WIMBLEDON, England -- Martina Hingis played at Wimbledon for
the first time since 2001, and it was as though she never left.
Those crafty strokes. Well-timed net rushes. And rain.
Ah, yes, rain.
Day 1 at the All England Club began with sprinkles that delayed
the start of the tournament for an hour. After about 30 minutes of
action Monday, time enough for Hingis to win the first set against
Olga Savchuk of Ukraine 6-2, rain returned and halted play for
"I don't like Wimbledon," said Hingis' mother and coach,
Melanie Molitor. Then she sighed, motioned toward the sky and
added, "The weather."
A drizzle grew to a downpour by mid-afternoon, when organizers
began postponing matches. Only 17 of 64 scheduled matches got
under way, with zero completed. Because of the backlog, some players
originally slated to debut Tuesday -- including defending champion
Venus Williams and No. 1-seeded Amelie Mauresmo -- won't get on
court until Wednesday, at the earliest.
Tuesday's forecast calls for afternoon showers.
Rain at Wimbledon hardly is surprising, of course, but southern
England has been dealing with a drought that prompted authorities
to tell people not to water their gardens.
With thick cloud cover, defending champion Roger Federer was the
first player on Centre Court, and what an entrance he made. He
strode out wearing a cream-colored blazer, with a crest and his
name stitched on the chest.
Something with a hood would have been more appropriate.
Bidding for what would be a record 42nd consecutive victory on
grass, Federer draped his jacket on the back of his chair, then
started against Richard Gasquet of France with an ace, followed by
a double-fault. Federer held serve, then broke Gasquet, who
appeared tentative on the slippery grass.
Federer won the set 6-3, closing with an ace, and was about to
serve trailing 2-1 in the second when the rain returned.
He wasn't the only one with new threads: On-court officials and
ball kids wore blue outfits under a new $10 million deal with Polo
Ralph Lauren Corp., the first outside company in the tournament's
129-year history to design the uniforms.
Another innovation coming to the sport's most tradition-devoted
event: a retractable roof on Centre Court. Alas, that's not
projected to be in place until 2009; signs detailing the
construction timeline dot the grounds. It'll help at a tournament
that last went without rain in 1995.
For Hingis, everything old feels new again as she continues her
comeback after three years off the tour because of a series of foot
and ankle injuries and operations.
She won Wimbledon in 1997 at age 16, the youngest champion since
1887, and sure looked like a 25-year-old contender Monday.
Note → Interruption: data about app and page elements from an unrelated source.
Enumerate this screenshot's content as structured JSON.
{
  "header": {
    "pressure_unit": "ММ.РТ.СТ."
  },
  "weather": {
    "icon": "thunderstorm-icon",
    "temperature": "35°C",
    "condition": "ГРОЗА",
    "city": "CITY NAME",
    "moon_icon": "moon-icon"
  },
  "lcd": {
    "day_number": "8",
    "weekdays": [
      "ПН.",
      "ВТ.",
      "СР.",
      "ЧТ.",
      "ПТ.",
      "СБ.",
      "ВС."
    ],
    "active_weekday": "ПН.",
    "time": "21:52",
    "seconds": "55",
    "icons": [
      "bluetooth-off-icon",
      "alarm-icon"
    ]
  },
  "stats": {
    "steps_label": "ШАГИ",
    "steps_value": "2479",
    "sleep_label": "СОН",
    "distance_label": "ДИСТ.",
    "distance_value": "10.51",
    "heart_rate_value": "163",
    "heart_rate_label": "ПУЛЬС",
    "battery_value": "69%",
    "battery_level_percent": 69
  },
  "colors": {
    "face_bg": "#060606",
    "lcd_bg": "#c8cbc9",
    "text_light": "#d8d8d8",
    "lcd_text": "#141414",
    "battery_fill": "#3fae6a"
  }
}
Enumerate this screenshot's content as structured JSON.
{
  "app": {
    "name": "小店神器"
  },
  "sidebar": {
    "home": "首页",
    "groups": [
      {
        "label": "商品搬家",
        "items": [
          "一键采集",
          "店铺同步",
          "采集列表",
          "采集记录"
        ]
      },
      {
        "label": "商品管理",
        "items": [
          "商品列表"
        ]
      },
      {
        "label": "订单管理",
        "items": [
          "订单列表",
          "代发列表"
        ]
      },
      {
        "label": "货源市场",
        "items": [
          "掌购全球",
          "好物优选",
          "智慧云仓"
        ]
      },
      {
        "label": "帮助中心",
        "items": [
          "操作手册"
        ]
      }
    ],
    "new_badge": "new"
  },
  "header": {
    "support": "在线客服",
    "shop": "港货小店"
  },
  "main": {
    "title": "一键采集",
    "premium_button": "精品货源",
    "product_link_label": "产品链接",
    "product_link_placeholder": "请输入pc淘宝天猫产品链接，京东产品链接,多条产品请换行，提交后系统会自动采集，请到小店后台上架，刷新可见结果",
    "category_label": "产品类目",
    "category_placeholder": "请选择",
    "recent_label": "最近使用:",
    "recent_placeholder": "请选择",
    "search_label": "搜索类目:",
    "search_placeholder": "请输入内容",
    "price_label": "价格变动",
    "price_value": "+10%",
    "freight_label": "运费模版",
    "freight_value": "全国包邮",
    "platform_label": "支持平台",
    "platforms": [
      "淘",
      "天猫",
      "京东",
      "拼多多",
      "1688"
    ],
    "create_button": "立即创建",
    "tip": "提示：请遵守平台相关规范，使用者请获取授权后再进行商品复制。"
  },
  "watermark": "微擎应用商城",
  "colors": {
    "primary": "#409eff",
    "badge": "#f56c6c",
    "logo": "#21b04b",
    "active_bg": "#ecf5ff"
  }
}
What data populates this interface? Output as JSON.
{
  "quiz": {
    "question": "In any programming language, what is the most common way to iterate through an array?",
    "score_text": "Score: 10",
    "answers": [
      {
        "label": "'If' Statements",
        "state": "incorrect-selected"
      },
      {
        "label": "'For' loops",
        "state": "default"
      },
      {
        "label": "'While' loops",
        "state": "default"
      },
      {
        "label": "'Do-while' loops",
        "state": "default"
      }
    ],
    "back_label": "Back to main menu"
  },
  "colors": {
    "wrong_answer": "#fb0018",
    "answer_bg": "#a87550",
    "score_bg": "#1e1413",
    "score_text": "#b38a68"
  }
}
Playing
on Court 2, the "Graveyard of Champions," Hingis had little
trouble taking control, even though her 90 mph first serves seemed
like lobs compared to Savchuck's offerings that consistently
approached 120 mph.
"I look at it like this is the second time around, you know,
second career," the five-time Grand Slam champion said during the
weekend. "In some ways, I feel like a rookie again because it has
been so long since I have played here."
Her footwork was fine, as was her sleight of hand. When Hingis
broke serve to end the first set -- a game that included nine deuces
and five set points -- she hit a well-disguised, half-volley drop
shot. The set ended when she tracked down a drop shot, and Savchuk
botched a backhand.
That was it for the day, though organizers repeatedly made
announcements on the public-address system indicating they hoped to
resume play; less than an hour of action calls for full refunds on
"Thank you for your patience during this frustrating day," the
Fans huddled under umbrellas or gathered in the merchandise
shops or waited in line for the new Wimbledon Lawn Tennis Museum.
Four-time semifinalist Tim Henman went across the street to
indoor practice courts. The Englishman's match was among those
postponed; he could face Federer in the second round.
"I've had my share of rain delays over the years," said
Henman, at his 13th Wimbledon. "It's just a question of being
patient and making sure you're ready to go."
Some sought refuge in the players' lounge or restaurant, the
latter so crowded that French Open champion Rafael Nadal wandered
around with a plate of pasta, unable to find a seat. No. 8-seeded
James Blake sat with his mother while his brother played cards
"We'll all be used to this by the end of the fortnight, I'm
sure," Blake said.
Not everyone found the downpours deflating.
Vince Spadea, an unseeded American slated to face No. 28
Fernando Verdasco of Spain, has played at Wimbledon 10 times
previously, only once making it past the second round. That was in
2004, one of the wettest Wimbledons, with two days completely
washed out and all but three days interrupted by rain.
"This gives me a chance, because the best I've ever done here
was the fourth round, and it rained, like, every day that year,"
Spadea said. "So I'm liking the deja vu."